In Europe, gas-fired power plants have been mothballed or decommissioned over the last few years “because from a short-term financial perspective, coal-fired power has been cheaper than gas." The emergence of a "coal-plus-renewables energy system" has seen emissions in countries like Germany "either reducing too slowly or even going up." In Japan, "we also see generous subsidies for renewables, the removal of regulatory obstacles to coal-fired plants, and uncertainty about the future of nuclear power after Fukushima. This, and the lack of a carbon pricing mechanism, sets the stage for a coal-plus-renewables future."
These developments in major global gas markets "again show us that we cannot take it for granted that gas will play an important role in tomorrow's world," van Beurden said. "We cannot sit back and relax."
Gas is a key ally for renewables to add flexibility to changing electricity markets, top Total executives told the audience. The French oil major plans to increase LNG trading and production by 2020 and exit coal mining.
"Total is gas and gas is good," CEO Patrick Pouyanne said in Paris. By 2020, Total plans to be producing and trading around 32.5 million metric tons a year (mmty) of LNG, versus the current 18.5 mmty. Total also is chartering LNG tankers for future trading, and it has two tankers now being built.
"Together with renewable energies, it is important to promote the use of gas to replace coal," Pouyanne said. "It would contribute at a low cost to meet carbon emissions targets."
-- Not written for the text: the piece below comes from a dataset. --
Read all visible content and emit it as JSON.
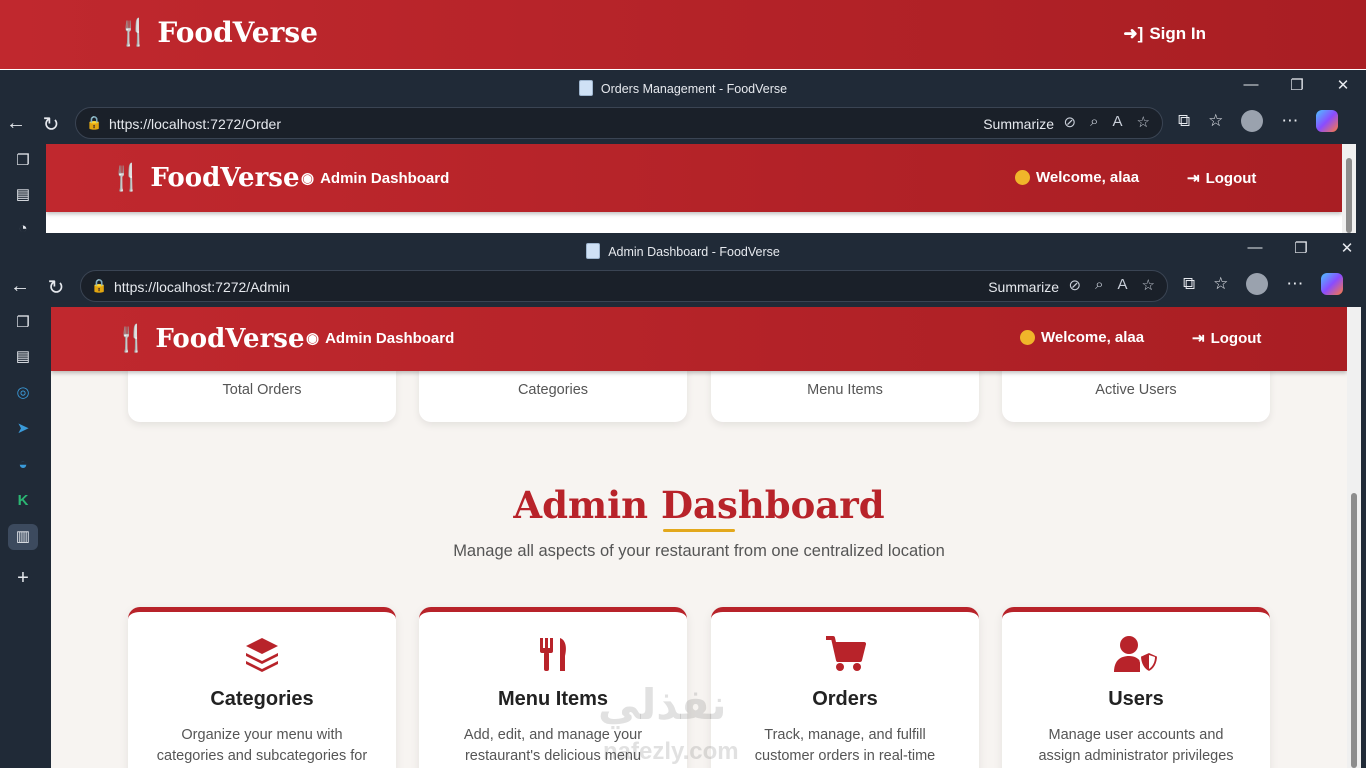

Chevron Corp., the second-largest U.S. producer, didn't sign on to the carbon emissions agreement, but it's boosting its gas market presence. The San Ramon, CA-based major has increased its gas production to around 40% of its portfolio, up from 35% about 10 years ago, and it plans to increase the market share in the years ahead, CEO John Watson told the audience. Chevron's big drive today is building massive LNG export facilities in key international markets.
The Gorgon LNG facility in Australia, today Chevron's top priority, is nearly complete, with first gas exports to Asian markets expected by midyear (see Daily GPI, Jan. 30). Wheatstone LNG, also is Australia, is more than halfway complete, with first gas exports scheduled in 2016. Chevron also has equity in Angola LNG, the Northwest Shelf and other regions, including in British Columbia. The company expects to become one of the top 10 LNG suppliers within the next five years, the CEO said.
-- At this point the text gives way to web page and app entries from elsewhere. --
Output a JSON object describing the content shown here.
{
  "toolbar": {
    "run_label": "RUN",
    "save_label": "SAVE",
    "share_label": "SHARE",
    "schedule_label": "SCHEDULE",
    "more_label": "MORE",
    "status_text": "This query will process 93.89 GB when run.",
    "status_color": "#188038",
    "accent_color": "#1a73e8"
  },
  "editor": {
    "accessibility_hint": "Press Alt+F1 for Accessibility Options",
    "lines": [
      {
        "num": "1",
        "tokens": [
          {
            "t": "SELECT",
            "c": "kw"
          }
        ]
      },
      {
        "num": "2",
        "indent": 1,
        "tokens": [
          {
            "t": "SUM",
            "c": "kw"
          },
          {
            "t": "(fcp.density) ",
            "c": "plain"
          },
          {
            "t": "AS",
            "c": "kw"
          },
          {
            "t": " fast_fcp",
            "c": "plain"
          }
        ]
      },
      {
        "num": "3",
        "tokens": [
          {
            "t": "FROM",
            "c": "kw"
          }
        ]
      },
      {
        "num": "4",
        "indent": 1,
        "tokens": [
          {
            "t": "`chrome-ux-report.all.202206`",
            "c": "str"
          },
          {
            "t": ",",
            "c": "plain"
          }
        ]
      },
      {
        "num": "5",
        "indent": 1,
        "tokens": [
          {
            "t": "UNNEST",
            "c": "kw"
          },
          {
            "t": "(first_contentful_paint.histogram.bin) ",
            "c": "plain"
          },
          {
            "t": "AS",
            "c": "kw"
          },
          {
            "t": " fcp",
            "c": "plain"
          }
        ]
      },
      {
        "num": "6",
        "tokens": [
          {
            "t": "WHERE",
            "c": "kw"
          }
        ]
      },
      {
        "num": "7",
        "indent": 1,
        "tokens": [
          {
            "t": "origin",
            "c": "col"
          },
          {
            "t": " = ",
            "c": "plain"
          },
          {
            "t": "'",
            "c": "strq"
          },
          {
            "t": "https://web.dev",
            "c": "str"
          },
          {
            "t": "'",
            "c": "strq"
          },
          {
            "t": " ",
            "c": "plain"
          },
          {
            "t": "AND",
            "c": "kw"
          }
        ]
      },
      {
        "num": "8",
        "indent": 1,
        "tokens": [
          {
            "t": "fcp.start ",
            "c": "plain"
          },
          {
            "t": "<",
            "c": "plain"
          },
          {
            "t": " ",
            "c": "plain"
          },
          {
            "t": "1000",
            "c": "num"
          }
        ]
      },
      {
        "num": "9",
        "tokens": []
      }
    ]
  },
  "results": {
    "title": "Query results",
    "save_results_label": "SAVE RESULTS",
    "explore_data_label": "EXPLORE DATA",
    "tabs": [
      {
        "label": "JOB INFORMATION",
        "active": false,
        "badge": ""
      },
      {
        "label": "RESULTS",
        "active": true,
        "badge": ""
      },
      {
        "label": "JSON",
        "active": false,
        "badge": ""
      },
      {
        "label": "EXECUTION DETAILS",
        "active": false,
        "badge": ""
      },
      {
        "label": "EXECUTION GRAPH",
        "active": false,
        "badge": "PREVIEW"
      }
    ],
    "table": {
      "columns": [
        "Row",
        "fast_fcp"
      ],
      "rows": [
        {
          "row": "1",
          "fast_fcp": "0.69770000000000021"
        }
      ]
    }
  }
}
"The Gorgon LNG facility will supply just over 15 million tons of LNG per year," Watson said. "So the world will need more than a Gorgon-sized project each year for nearly 10 years to meet projected demand." To that end, industry has to come up with "new and innovative approaches to ensure the necessary infrastructure is built."
ExxonMobil, the largest U.S. gas producer, also didn't sign on to a carbon emissions accord. However, CEO Rex Tillerson said the industry "can deliver significant environmental benefits." The unconventional gas revolution in the United States, he said, has been "instrumental in reducing CO2 and methane emissions back to 1990s levels," even with a growing economy.
Tillerson urged his European counterparts to replicate the U.S. shale boom. Beyond North America, there's been little success in extracting commercial shale gas. He said other countries should not ban hydraulic fracturing, because the technology has proven so successful in the United States.